6.5.1 The port State granting exemptions shall, in both the evaluation and consultation processes, give special attention to regulation A-4.3 which states that any exemptions granted under this regulation shall not impair or damage the environment, human health, property or resources of adjacent or other States. Regulation A-4.3 also states that States that may be adversely affected shall be consulted, and Parties should refer to section 8 regarding consultation.
6.5.2 It is important for the transparency and consistency of the risk assessments to define a priori criteria to distinguish between unacceptable high risk scenarios and acceptable low risk scenarios where the risk of ballast water not meeting regulations B-3 and C-1 is unlikely to impair or damage the environment, human health, property or resources of the granting Party and of adjacent or other States.

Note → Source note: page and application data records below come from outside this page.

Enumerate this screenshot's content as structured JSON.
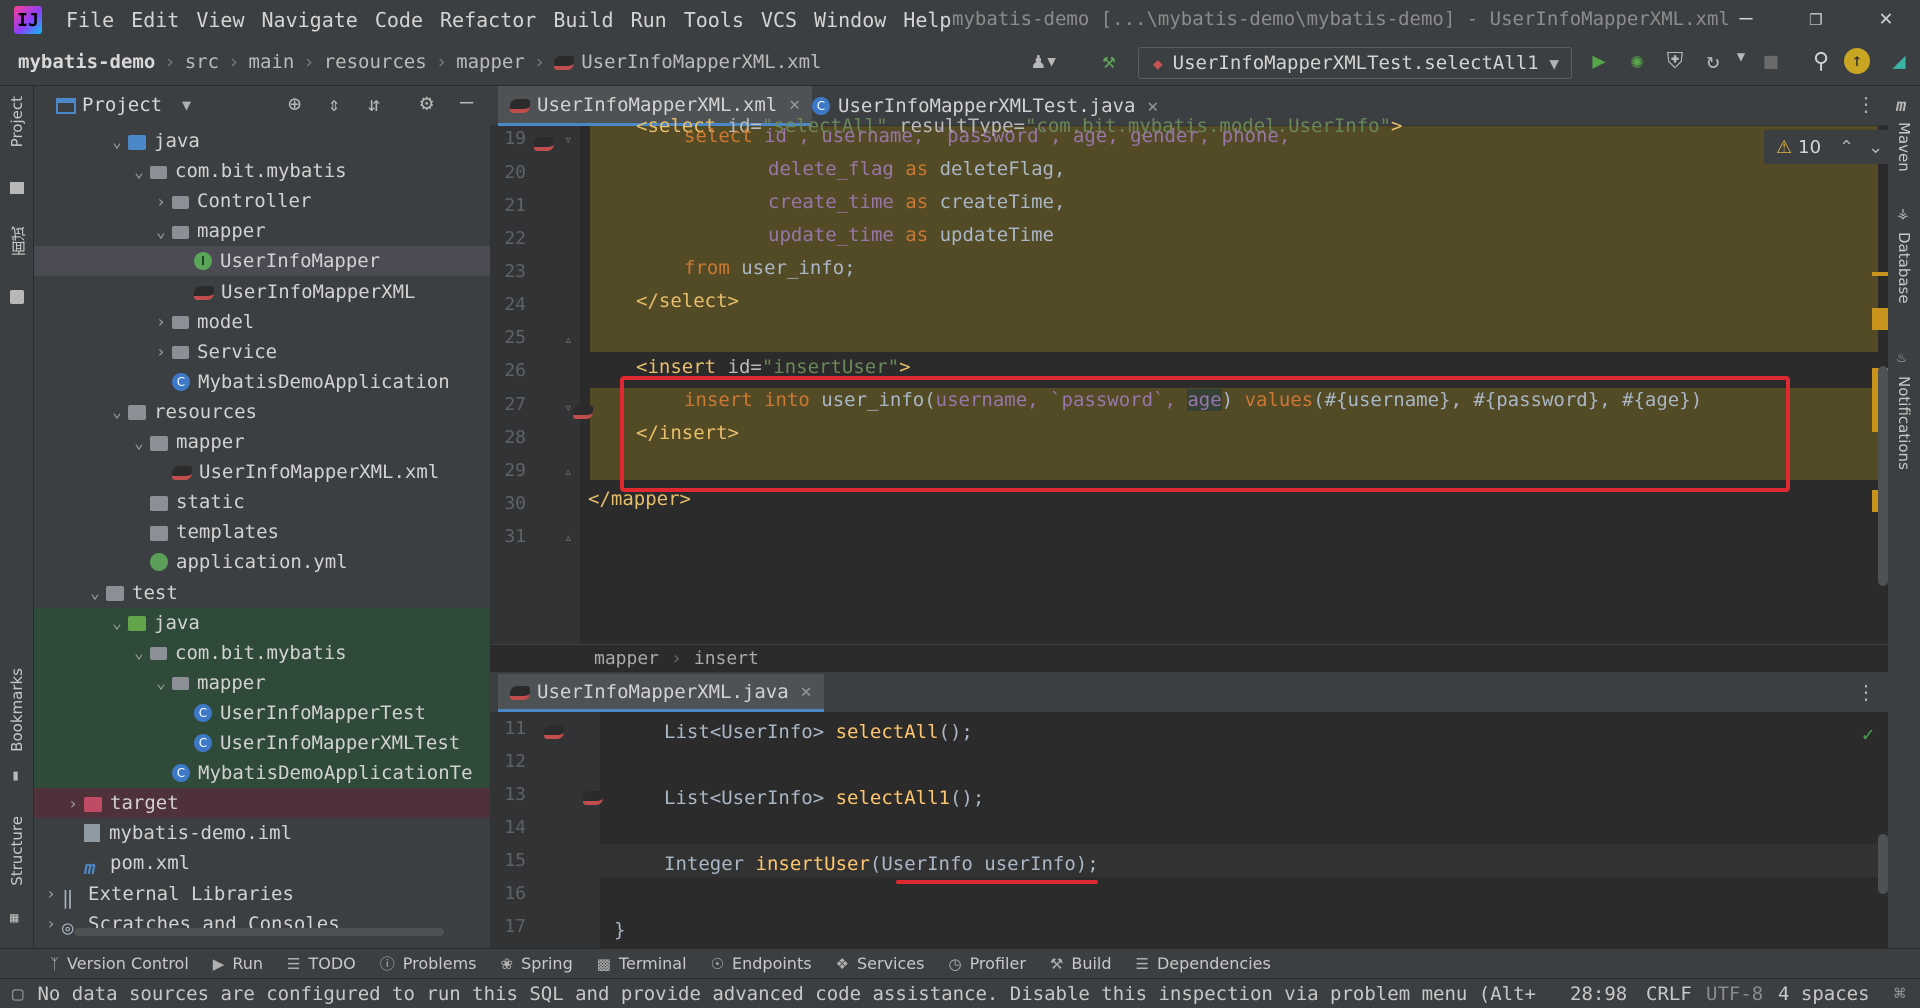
{
  "menu": {
    "items": [
      "File",
      "Edit",
      "View",
      "Navigate",
      "Code",
      "Refactor",
      "Build",
      "Run",
      "Tools",
      "VCS",
      "Window",
      "Help"
    ],
    "window_title": "mybatis-demo [...\\mybatis-demo\\mybatis-demo] - UserInfoMapperXML.xml"
  },
  "nav": {
    "breadcrumb": [
      "mybatis-demo",
      "src",
      "main",
      "resources",
      "mapper",
      "UserInfoMapperXML.xml"
    ],
    "run_config": "UserInfoMapperXMLTest.selectAll1"
  },
  "project_panel": {
    "title": "Project",
    "tree": [
      {
        "label": "java",
        "indent": 3,
        "arrow": "v",
        "icon": "folder-blue"
      },
      {
        "label": "com.bit.mybatis",
        "indent": 4,
        "arrow": "v",
        "icon": "package"
      },
      {
        "label": "Controller",
        "indent": 5,
        "arrow": ">",
        "icon": "package"
      },
      {
        "label": "mapper",
        "indent": 5,
        "arrow": "v",
        "icon": "package"
      },
      {
        "label": "UserInfoMapper",
        "indent": 6,
        "arrow": "",
        "icon": "interface",
        "selected": true
      },
      {
        "label": "UserInfoMapperXML",
        "indent": 6,
        "arrow": "",
        "icon": "mybatis"
      },
      {
        "label": "model",
        "indent": 5,
        "arrow": ">",
        "icon": "package"
      },
      {
        "label": "Service",
        "indent": 5,
        "arrow": ">",
        "icon": "package"
      },
      {
        "label": "MybatisDemoApplication",
        "indent": 5,
        "arrow": "",
        "icon": "class"
      },
      {
        "label": "resources",
        "indent": 3,
        "arrow": "v",
        "icon": "folder"
      },
      {
        "label": "mapper",
        "indent": 4,
        "arrow": "v",
        "icon": "folder"
      },
      {
        "label": "UserInfoMapperXML.xml",
        "indent": 5,
        "arrow": "",
        "icon": "mybatis"
      },
      {
        "label": "static",
        "indent": 4,
        "arrow": "",
        "icon": "folder"
      },
      {
        "label": "templates",
        "indent": 4,
        "arrow": "",
        "icon": "folder"
      },
      {
        "label": "application.yml",
        "indent": 4,
        "arrow": "",
        "icon": "yml"
      },
      {
        "label": "test",
        "indent": 2,
        "arrow": "v",
        "icon": "folder"
      },
      {
        "label": "java",
        "indent": 3,
        "arrow": "v",
        "icon": "folder-green",
        "test": true
      },
      {
        "label": "com.bit.mybatis",
        "indent": 4,
        "arrow": "v",
        "icon": "package",
        "test": true
      },
      {
        "label": "mapper",
        "indent": 5,
        "arrow": "v",
        "icon": "package",
        "test": true
      },
      {
        "label": "UserInfoMapperTest",
        "indent": 6,
        "arrow": "",
        "icon": "class",
        "test": true
      },
      {
        "label": "UserInfoMapperXMLTest",
        "indent": 6,
        "arrow": "",
        "icon": "class",
        "test": true
      },
      {
        "label": "MybatisDemoApplicationTe",
        "indent": 5,
        "arrow": "",
        "icon": "class",
        "test": true
      },
      {
        "label": "target",
        "indent": 1,
        "arrow": ">",
        "icon": "folder-red",
        "excluded": true
      },
      {
        "label": "mybatis-demo.iml",
        "indent": 1,
        "arrow": "",
        "icon": "file"
      },
      {
        "label": "pom.xml",
        "indent": 1,
        "arrow": "",
        "icon": "maven"
      },
      {
        "label": "External Libraries",
        "indent": 0,
        "arrow": ">",
        "icon": "lib"
      },
      {
        "label": "Scratches and Consoles",
        "indent": 0,
        "arrow": ">",
        "icon": "scratch"
      }
    ]
  },
  "editor": {
    "tabs": [
      {
        "label": "UserInfoMapperXML.xml",
        "active": true
      },
      {
        "label": "UserInfoMapperXMLTest.java",
        "active": false
      }
    ],
    "warnings": "10",
    "line_numbers": [
      "19",
      "20",
      "21",
      "22",
      "23",
      "24",
      "25",
      "26",
      "27",
      "28",
      "29",
      "30",
      "31"
    ],
    "lines": {
      "l19": {
        "a": "<select ",
        "b": "id=",
        "c": "\"selectAll\"",
        "d": " resultType=",
        "e": "\"com.bit.mybatis.model.UserInfo\"",
        "f": ">"
      },
      "l20": {
        "a": "select ",
        "b": "id , username, `password`, age, gender, phone,"
      },
      "l21": {
        "a": "delete_flag ",
        "b": "as ",
        "c": "deleteFlag,"
      },
      "l22": {
        "a": "create_time ",
        "b": "as ",
        "c": "createTime,"
      },
      "l23": {
        "a": "update_time ",
        "b": "as ",
        "c": "updateTime"
      },
      "l24": {
        "a": "from ",
        "b": "user_info;"
      },
      "l25": {
        "a": "</select>"
      },
      "l27": {
        "a": "<insert ",
        "b": "id=",
        "c": "\"insertUser\"",
        "d": ">"
      },
      "l28": {
        "a": "insert into ",
        "b": "user_info(",
        "c": "username, `password`, ",
        "d": "age",
        "e": ") ",
        "f": "values",
        "g": "(#{username}, #{password}, #{age})"
      },
      "l29": {
        "a": "</insert>"
      },
      "l31": {
        "a": "</mapper>"
      }
    },
    "breadcrumb": [
      "mapper",
      "insert"
    ]
  },
  "editor2": {
    "tab": "UserInfoMapperXML.java",
    "line_numbers": [
      "11",
      "12",
      "13",
      "14",
      "15",
      "16",
      "17"
    ],
    "l11": {
      "a": "List<UserInfo> ",
      "b": "selectAll",
      "c": "();"
    },
    "l13": {
      "a": "List<UserInfo> ",
      "b": "selectAll1",
      "c": "();"
    },
    "l15": {
      "a": "Integer ",
      "b": "insertUser",
      "c": "(UserInfo userInfo);"
    },
    "l17": "}"
  },
  "left_strip": {
    "project": "Project",
    "cn": "面试",
    "bookmarks": "Bookmarks",
    "structure": "Structure"
  },
  "right_strip": {
    "maven": "Maven",
    "database": "Database",
    "notifications": "Notifications"
  },
  "tool_windows": [
    "Version Control",
    "Run",
    "TODO",
    "Problems",
    "Spring",
    "Terminal",
    "Endpoints",
    "Services",
    "Profiler",
    "Build",
    "Dependencies"
  ],
  "status": {
    "message": "No data sources are configured to run this SQL and provide advanced code assistance. Disable this inspection via problem menu (Alt+Ente",
    "position": "28:98",
    "line_sep": "CRLF",
    "encoding": "UTF-8",
    "indent": "4 spaces"
  },
  "colors": {
    "accent": "#4a88c7",
    "highlight": "#534a26",
    "annotation": "#e02830"
  }
}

The specific criteria depend upon the risk assessment approach, as well as the uncertainty in the analysis.
6.5.3 For an environmental matching risk assessment:
- A high-risk scenario could be indicated if the environmental conditions of the donor ports overlap the environmental conditions of the recipient region.
- A low-risk scenario could be indicated if the environmental conditions of the donor port do not overlap the environmental conditions of the recipient region.
6.5.4 For the species’ biogeographical risk assessment:
- A high-risk could be indicated if the recipient port presently contains non-indigenous species whose native range includes the donor biogeographic region.
- A high-risk could be indicated if the donor and recipient ports share non-indigenous species whose source is from other biogeographic regions.
- A moderate to high risk could be indicated if the recipient biogeographic region presently contains non-indigenous species whose native range includes the donor biogeographic region.
- A moderate to high risk could be indicated if the donor biogeographic region is a major source for invaders for other biogeographic regions.
6.5.5 For a species-specific risk assessment, an assessment could be deemed high risk if it identifies at least one target species that satisfies all of the following:
• likely to cause harm;
• present in the donor port or biogeographic region;
• likely to be transferred to the recipient port through ballast water; and
• likely to survive in the recipient port.
6.5.6 The overall probability of a successful invasion also depends in part on the number of organisms and the frequency with which they are introduced over the entire period of the exemption. Therefore, it is recommended that a risk assessment should consider estimates of at least the following four factors:
- the total volume of water discharged
- the volume of water discharged in any event (voyage)
- the total number of discharge events
- the temporal distribution of discharge events.
6.5.7 In all cases, the level of uncertainty needs to be considered in evaluating the extent of risk. High levels of uncertainty in the biogeographical distributions and/or physiological tolerances of a target species may be sufficient in themselves to classify the risk as high. Additionally, the potential ecological impact of the target species should be considered in deciding the level of acceptable risk. The absence of, or uncertainty in, any information should not be considered a reason to grant an exemption to regulation B-3 or C-1.
6.5.8 Once the level of risk and the extent of uncertainty have been assessed, the result can be compared to the levels a Party(s) is willing to accept in order to determine whether an exemption can be granted.
6.5.9 Ships on a voyage(s) or route(s) that satisfy the requirements of regulation A-4.1 and that pass(es) the terms of acceptance in the risk assessment may be granted an exemption.
6.5.10 It is recommended that an independent peer review of the risk assessment method, data and assumptions be undertaken in order to ensure that a scientifically rigorous analysis has been conducted. The peer review should be undertaken by an independent third party with biological and risk assessment expertise.
Watling and Gerkin (
) based on Briggs (1953) and Springer (1982); IUCN bioregion system; Briggs (1953) and Ekman (1974; 1995); Longhurst provinces.